The Americans with Disabilities Act (A.D.A.) is a law that was enacted by the U.S. Congress that prohibits, discrimination based on disability, defined as “a physical or mental impairment that substantially limits a major life activity.” The original intent of the law was to create civil rights law protections for people with disabilities that would prohibit all discrimination. It was intended to be a flexible set of laws that could only be strengthened, not weakened, by future case law. One pending six-figure lawsuit involves a legally blind man and his seeing-eye dog being asked to leave a business. No individual may be discriminated against on the basis of disability with regards to the full and equal enjoyment of the goods, services, facilities, or accommodations of any place of public accommodation.
In this multi-cultural world in which we live, those of us who operate gas/station convenience stores have to be sensitive to this issue that may encompass seeing-eye dogs, or people with physical or mental handicaps. So please be aware and perceptive to the needs of handicapped individuals. It is not only the right thing to do; it can prevent unnecessary future litigation.
When it comes to creating a beautiful gas station/c-store, Frank J. DiDonato says, “From putting pencil to paper, to design and layout, to the completion of the job, you don’t have to go anywhere else.”
Frank and his team at S.I.S. design gas station/c-stores and then supply those stores with tanks, pumps, point of sale equipment, shelving, any equipment one might need. And they assist the store in achieving environmental compliance. With charm, humor, and classic good looks, for over fifty years he has served our region and Frank has a sterling reputation. Born in Baden and a graduate of Ambridge High School, Frank attended Geneva College, served in the Coast Guard, and is revered by his large extended family. Frank is an accomplished musician playing the guitar, cello and bass, and played in a Hillbilly Band.

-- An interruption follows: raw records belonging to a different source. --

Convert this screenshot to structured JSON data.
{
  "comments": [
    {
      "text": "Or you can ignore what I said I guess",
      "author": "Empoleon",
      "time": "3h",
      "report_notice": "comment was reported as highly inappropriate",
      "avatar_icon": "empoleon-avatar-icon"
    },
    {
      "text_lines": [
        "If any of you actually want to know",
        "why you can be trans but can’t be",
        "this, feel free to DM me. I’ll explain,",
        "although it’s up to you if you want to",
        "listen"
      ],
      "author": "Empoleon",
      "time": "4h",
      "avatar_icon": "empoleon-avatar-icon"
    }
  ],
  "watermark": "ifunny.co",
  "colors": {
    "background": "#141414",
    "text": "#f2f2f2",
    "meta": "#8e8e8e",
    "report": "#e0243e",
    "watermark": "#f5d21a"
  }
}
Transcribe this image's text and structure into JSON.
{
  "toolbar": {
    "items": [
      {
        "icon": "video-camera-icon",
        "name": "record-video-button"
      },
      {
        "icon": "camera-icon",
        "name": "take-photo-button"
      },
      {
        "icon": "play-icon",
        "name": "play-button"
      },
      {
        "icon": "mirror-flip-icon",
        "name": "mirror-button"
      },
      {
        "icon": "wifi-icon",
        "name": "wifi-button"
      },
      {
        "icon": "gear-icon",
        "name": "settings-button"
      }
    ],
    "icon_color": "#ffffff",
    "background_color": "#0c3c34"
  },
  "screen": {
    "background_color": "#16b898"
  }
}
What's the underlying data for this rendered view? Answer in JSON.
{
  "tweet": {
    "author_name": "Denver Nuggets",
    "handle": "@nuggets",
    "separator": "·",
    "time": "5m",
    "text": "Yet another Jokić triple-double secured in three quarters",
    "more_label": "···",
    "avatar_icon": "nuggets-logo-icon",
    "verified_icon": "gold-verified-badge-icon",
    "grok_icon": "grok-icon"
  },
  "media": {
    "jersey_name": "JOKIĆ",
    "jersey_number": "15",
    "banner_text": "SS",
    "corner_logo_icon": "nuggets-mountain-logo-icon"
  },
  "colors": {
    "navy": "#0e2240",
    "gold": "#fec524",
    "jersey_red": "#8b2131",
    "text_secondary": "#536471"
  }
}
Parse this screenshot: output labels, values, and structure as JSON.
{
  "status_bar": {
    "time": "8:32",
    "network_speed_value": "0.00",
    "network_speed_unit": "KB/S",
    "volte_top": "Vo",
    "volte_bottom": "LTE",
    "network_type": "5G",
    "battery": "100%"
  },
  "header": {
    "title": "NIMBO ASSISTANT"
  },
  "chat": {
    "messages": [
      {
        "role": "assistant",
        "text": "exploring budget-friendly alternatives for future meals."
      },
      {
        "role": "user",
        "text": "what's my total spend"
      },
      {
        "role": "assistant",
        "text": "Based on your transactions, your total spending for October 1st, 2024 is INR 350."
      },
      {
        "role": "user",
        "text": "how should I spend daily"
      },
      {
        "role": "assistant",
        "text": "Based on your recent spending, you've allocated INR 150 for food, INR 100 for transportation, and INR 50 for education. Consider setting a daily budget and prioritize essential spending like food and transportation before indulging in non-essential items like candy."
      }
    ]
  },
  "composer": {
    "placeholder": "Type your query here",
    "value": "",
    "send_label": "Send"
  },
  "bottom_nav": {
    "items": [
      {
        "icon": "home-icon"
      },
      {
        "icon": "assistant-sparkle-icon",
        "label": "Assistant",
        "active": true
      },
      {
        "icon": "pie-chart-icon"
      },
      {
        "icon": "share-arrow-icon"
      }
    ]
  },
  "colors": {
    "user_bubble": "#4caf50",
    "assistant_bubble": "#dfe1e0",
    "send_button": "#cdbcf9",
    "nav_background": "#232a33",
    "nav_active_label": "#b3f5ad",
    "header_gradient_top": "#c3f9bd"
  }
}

S.I.S. does all the installation and service for Countywide Petroleum Company; they wouldn’t use anyone else. S.I.S. gets most of its business through referrals from satisfied customers. An employee with ten years of service, J.R. Bachor says, “I’m happy about our association with Countywide Petroleum Company. They are trustworthy and they have helped a lot of people in the business.” J.R. added, “S.I.S. always goes the extra mile. With exceptional pricing, we provide the latest products and technology and caring personal service. We want to create an environment where our customer’s stores can reach their full potential.”